Directions:
Will you output all of the data below exactly, omitting the images?

Entries shown:
+---+
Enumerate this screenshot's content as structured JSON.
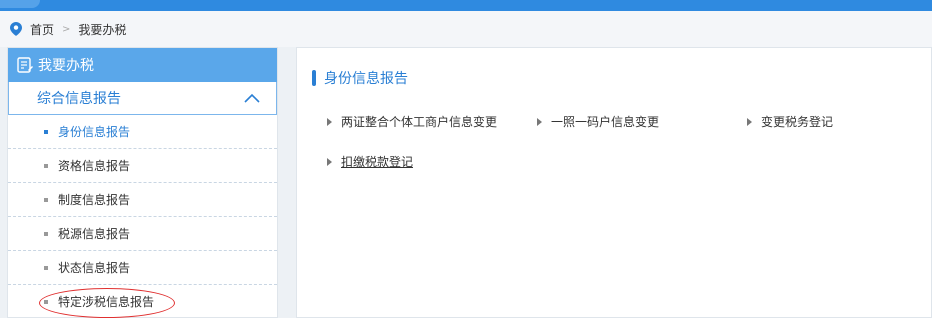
{
  "breadcrumb": {
    "home": "首页",
    "separator": ">",
    "current": "我要办税"
  },
  "sidebar": {
    "header": "我要办税",
    "group": "综合信息报告",
    "items": [
      {
        "label": "身份信息报告"
      },
      {
        "label": "资格信息报告"
      },
      {
        "label": "制度信息报告"
      },
      {
        "label": "税源信息报告"
      },
      {
        "label": "状态信息报告"
      },
      {
        "label": "特定涉税信息报告"
      }
    ]
  },
  "main": {
    "title": "身份信息报告",
    "links": [
      {
        "label": "两证整合个体工商户信息变更"
      },
      {
        "label": "一照一码户信息变更"
      },
      {
        "label": "变更税务登记"
      },
      {
        "label": "扣缴税款登记"
      }
    ]
  },
  "colors": {
    "accent": "#2a7fd4",
    "header_bg": "#5aa7ea",
    "topbar": "#2f8ae0",
    "highlight_ring": "#e03030"
  }
}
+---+
Result of this exercise:
Enumerate this screenshot's content as structured JSON.
{
  "breadcrumb": {
    "home": "首页",
    "separator": ">",
    "current": "我要办税"
  },
  "sidebar": {
    "header": "我要办税",
    "group": "综合信息报告",
    "items": [
      {
        "label": "身份信息报告"
      },
      {
        "label": "资格信息报告"
      },
      {
        "label": "制度信息报告"
      },
      {
        "label": "税源信息报告"
      },
      {
        "label": "状态信息报告"
      },
      {
        "label": "特定涉税信息报告"
      }
    ]
  },
  "main": {
    "title": "身份信息报告",
    "links": [
      {
        "label": "两证整合个体工商户信息变更"
      },
      {
        "label": "一照一码户信息变更"
      },
      {
        "label": "变更税务登记"
      },
      {
        "label": "扣缴税款登记"
      }
    ]
  },
  "colors": {
    "accent": "#2a7fd4",
    "header_bg": "#5aa7ea",
    "topbar": "#2f8ae0",
    "highlight_ring": "#e03030"
  }
}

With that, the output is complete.